Computer simulation of the impact of different dimensions of the stomach on the validity of electrogastrograms

Gastric Measurement

DOI: 10.1007/BF02522850

Cite this article as:
Mintchev, M.P. & Bowes, K.L. Med. Biol. Eng. Comput. (1998) 36: 7. doi:10.1007/BF02522850

Abstract

The impact of the dimensions of the stomach on cutaneous recordings of gastric electrical activity (GEA) has not been adequately studied. The stomach was represented as a truncated conoid in a spherical coordinate system. The gastric electric field was modelled using a previously described methodology. Electrical potentials were calculated from sets of points simulating standard cutaneous recordings. The frequency of the signals was maintained at 3 cycles min−1 (period of repetition: 20s), while the velocity of propagation of the depolarisation waves was reduced relative to the reduction in gastric dimensions. The signals were digitally contaminated with a random artificial artefact with a constant amplitude range of 0.2 mV, while the dimensions of the conoid (the circumferential radii and the length of the central axis) were decreased by factors of 1.5, two, four, six and eight. Simulated EGG signals were evaluated quantitatively. Simulated EGG records contaminated with random signals recorded from stomachs with decreasing dimensions exhibited non-linearly increasing standard deviations (p<0.001). Randomly contaminated EGGs calculated from stomachs with dimensions reduced four, six and eight times were abnormal according to previously established quantitative criteria. Computer modelling indicated that gastric dimensions can significantly influence the validity of EGGs. These findings could be particularly important in a paediatric electrogastrography.

Keywords

Electrogastrography Validity Computer modelling 

List of abbreviations

EGG

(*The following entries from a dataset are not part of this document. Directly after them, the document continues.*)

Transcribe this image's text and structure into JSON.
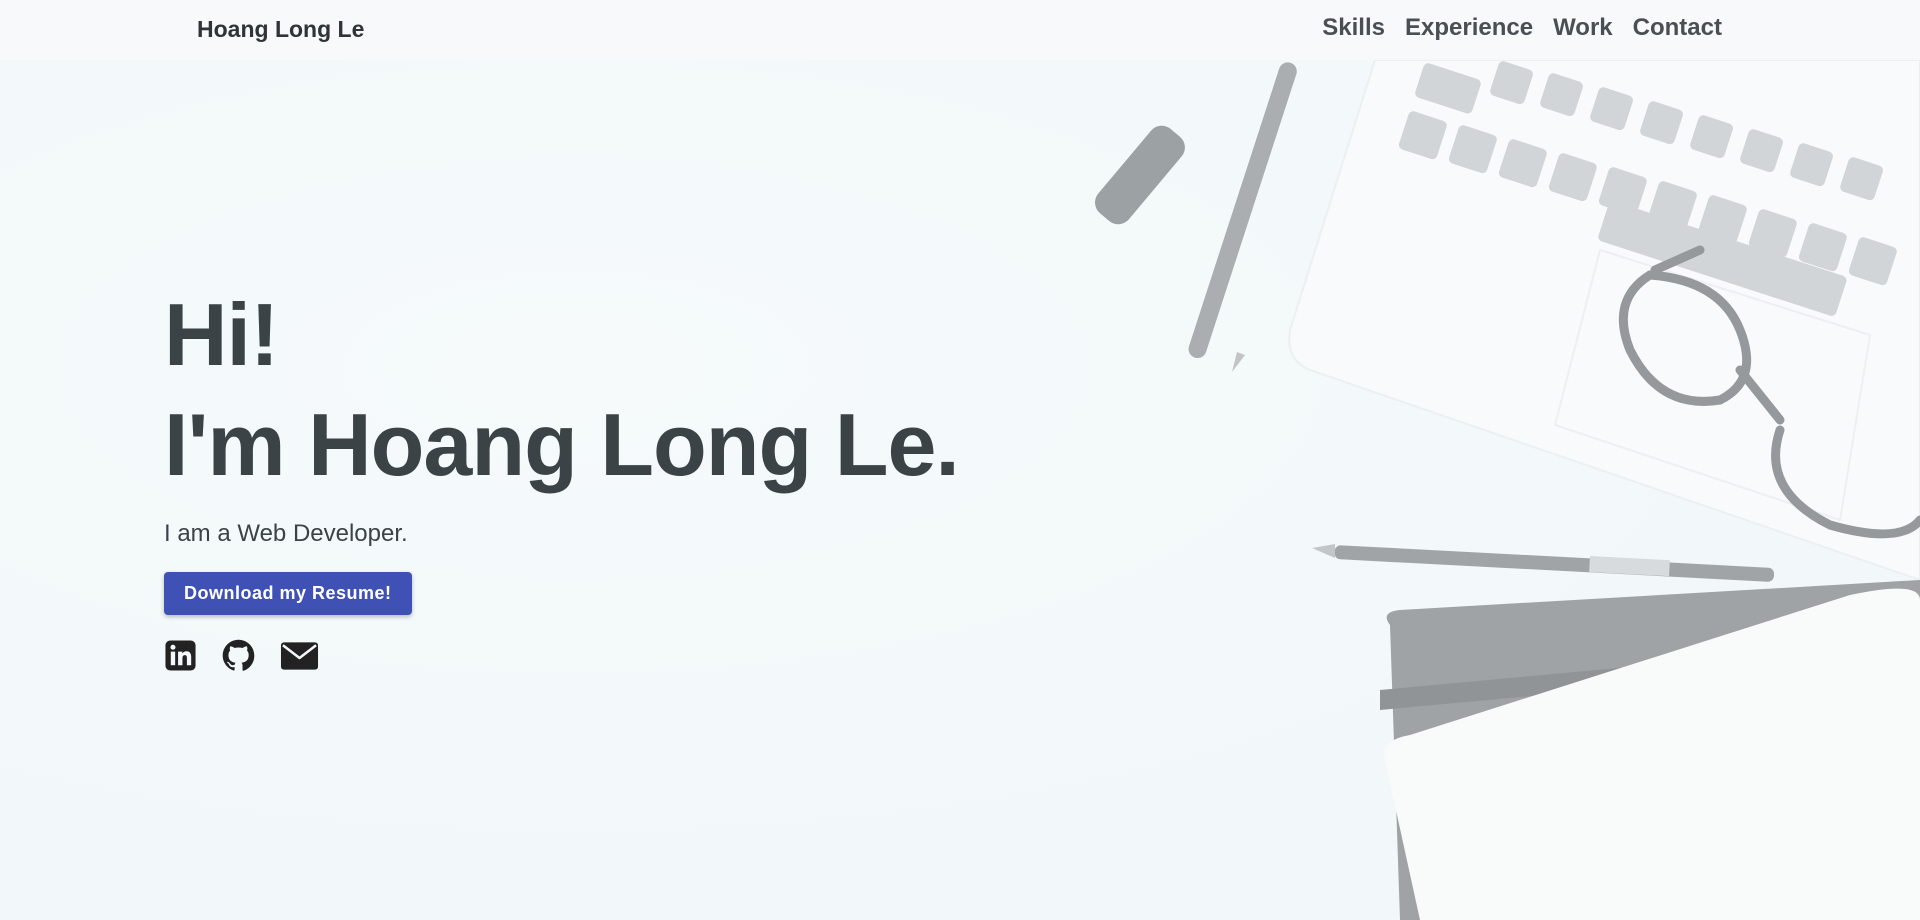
{
  "navbar": {
    "brand": "Hoang Long Le",
    "links": [
      {
        "label": "Skills"
      },
      {
        "label": "Experience"
      },
      {
        "label": "Work"
      },
      {
        "label": "Contact"
      }
    ]
  },
  "hero": {
    "greeting": "Hi!",
    "name_line": "I'm Hoang Long Le.",
    "tagline": "I am a Web Developer.",
    "resume_button": "Download my Resume!"
  },
  "social": [
    {
      "icon": "linkedin-icon"
    },
    {
      "icon": "github-icon"
    },
    {
      "icon": "email-icon"
    }
  ],
  "colors": {
    "accent": "#3f51b5",
    "text": "#3c4347",
    "background": "#f3f9fa"
  }
}
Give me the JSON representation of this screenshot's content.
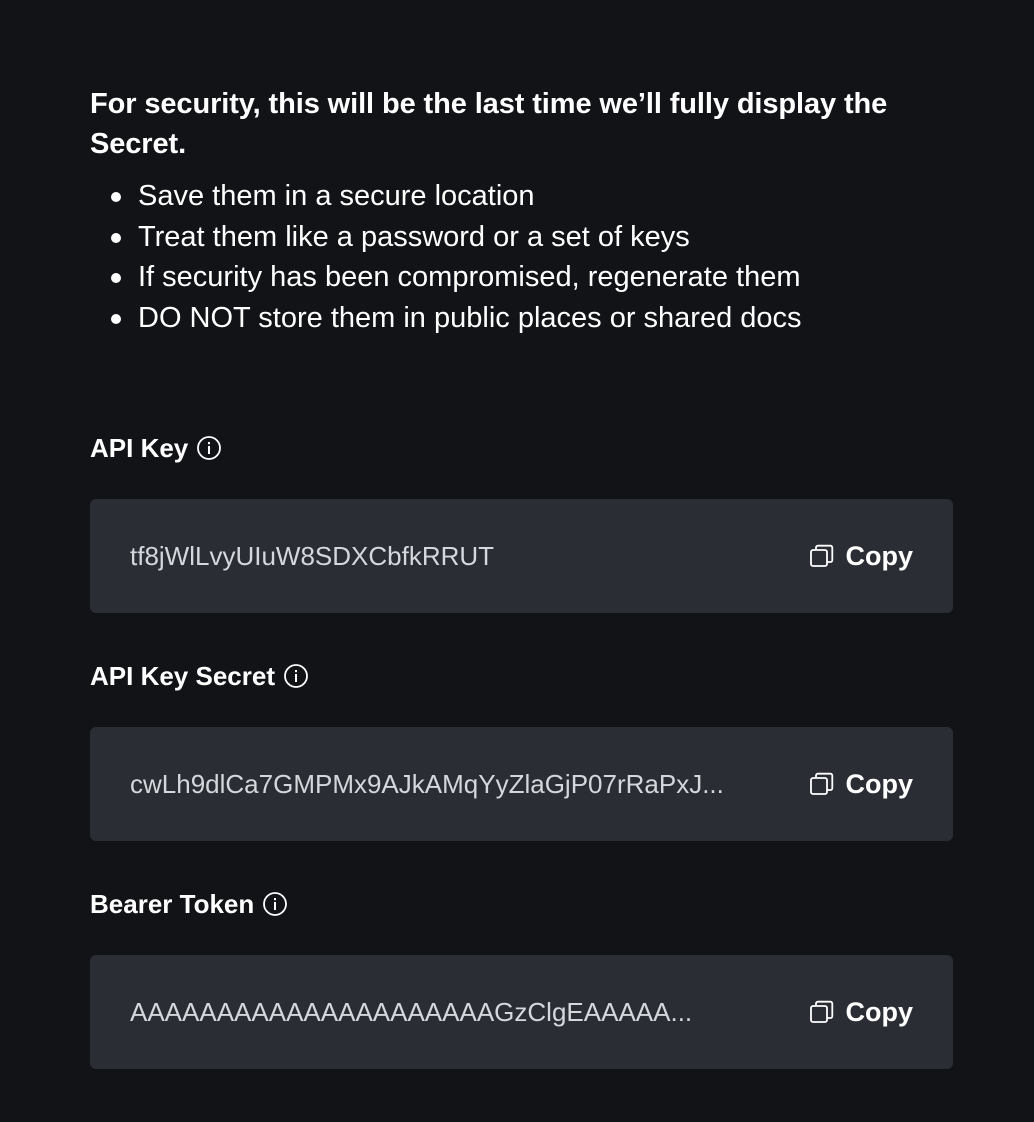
{
  "warning": {
    "title": "For security, this will be the last time we’ll fully display the Secret.",
    "bullets": [
      "Save them in a secure location",
      "Treat them like a password or a set of keys",
      "If security has been compromised, regenerate them",
      "DO NOT store them in public places or shared docs"
    ]
  },
  "fields": {
    "api_key": {
      "label": "API Key",
      "value": "tf8jWlLvyUIuW8SDXCbfkRRUT",
      "copy_label": "Copy",
      "info_icon": "info-icon",
      "copy_icon": "copy-icon"
    },
    "api_key_secret": {
      "label": "API Key Secret",
      "value": "cwLh9dlCa7GMPMx9AJkAMqYyZlaGjP07rRaPxJ...",
      "copy_label": "Copy",
      "info_icon": "info-icon",
      "copy_icon": "copy-icon"
    },
    "bearer_token": {
      "label": "Bearer Token",
      "value": "AAAAAAAAAAAAAAAAAAAAAGzClgEAAAAA...",
      "copy_label": "Copy",
      "info_icon": "info-icon",
      "copy_icon": "copy-icon"
    }
  },
  "colors": {
    "background": "#111317",
    "field_background": "#2a2d33",
    "text": "#ffffff",
    "value_text": "#d4d7dc"
  }
}
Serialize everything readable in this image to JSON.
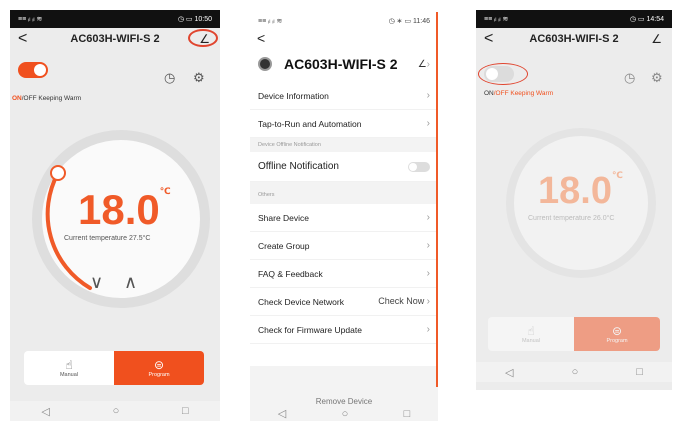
{
  "screen1": {
    "status_left": "≡≡ ᵢₗ ᵢₗ ≋",
    "status_right": "◷ ▭ 10:50",
    "title": "AC603H-WIFI-S 2",
    "back_glyph": "<",
    "edit_glyph": "∠",
    "on_label": "ON",
    "off_label": "/OFF Keeping Warm",
    "temp_value": "18.0",
    "temp_unit": "℃",
    "current_temp": "Current temperature 27.5°C",
    "mode_manual": "Manual",
    "mode_program": "Program",
    "down_glyph": "∨",
    "up_glyph": "∧",
    "accent": "#f0501e"
  },
  "screen2": {
    "status_left": "≡≡ ᵢₗ ᵢₗ ≋",
    "status_right": "◷ ∗ ▭ 11:46",
    "back_glyph": "<",
    "device_name": "AC603H-WIFI-S 2",
    "edit_glyph": "∠",
    "items_top": [
      {
        "label": "Device Information"
      },
      {
        "label": "Tap-to-Run and Automation"
      }
    ],
    "section_offline": "Device Offline Notification",
    "offline_label": "Offline Notification",
    "section_others": "Others",
    "items_others": [
      {
        "label": "Share Device",
        "value": ""
      },
      {
        "label": "Create Group",
        "value": ""
      },
      {
        "label": "FAQ & Feedback",
        "value": ""
      },
      {
        "label": "Check Device Network",
        "value": "Check Now"
      },
      {
        "label": "Check for Firmware Update",
        "value": ""
      }
    ],
    "remove_label": "Remove Device"
  },
  "screen3": {
    "status_left": "≡≡ ᵢₗ ᵢₗ ≋",
    "status_right": "◷ ▭ 14:54",
    "title": "AC603H-WIFI-S 2",
    "back_glyph": "<",
    "edit_glyph": "∠",
    "on_label": "ON",
    "off_label": "/OFF Keeping Warm",
    "temp_value": "18.0",
    "temp_unit": "℃",
    "current_temp": "Current temperature 26.0°C",
    "mode_manual": "Manual",
    "mode_program": "Program"
  }
}
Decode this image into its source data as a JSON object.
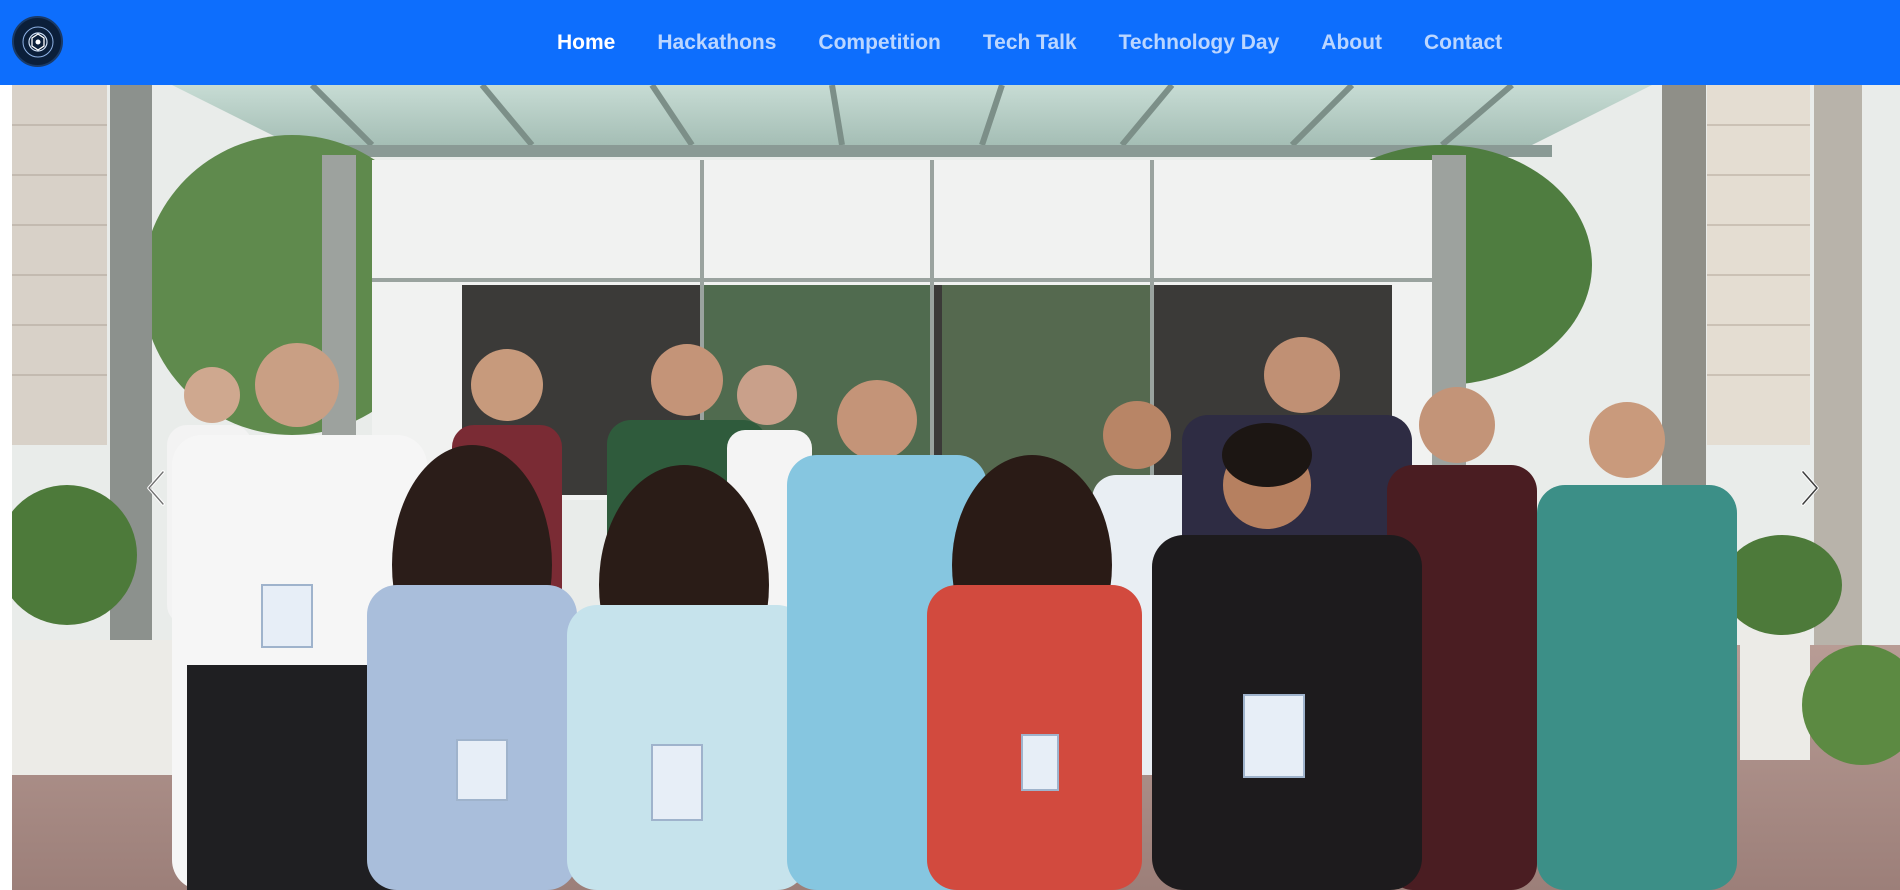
{
  "navbar": {
    "logo_icon": "college-emblem-logo",
    "background_color": "#0d6efd",
    "links": [
      {
        "label": "Home",
        "active": true
      },
      {
        "label": "Hackathons",
        "active": false
      },
      {
        "label": "Competition",
        "active": false
      },
      {
        "label": "Tech Talk",
        "active": false
      },
      {
        "label": "Technology Day",
        "active": false
      },
      {
        "label": "About",
        "active": false
      },
      {
        "label": "Contact",
        "active": false
      }
    ]
  },
  "carousel": {
    "current_slide_description": "group-photo",
    "prev_icon": "chevron-left-icon",
    "next_icon": "chevron-right-icon"
  }
}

electrogastrography, electrogastrogram

ECG

electrocardiography, electrocardiogram

FHT

fast Hartley transform

GEA

gastric electrical activity

MF

mean frequency

pdf

probability density function

SD

standard deviation

T-F

time-frequency

cpm

cycles min−1

Copyright information

© IFMBE 1998

Authors and Affiliations

  1. 1.Department of SurgeryUniversity of AlbertaEdmonton
  2. 2.Department of Electrical EngineeringUniversity of CalgaryCanada

Personalised recommendations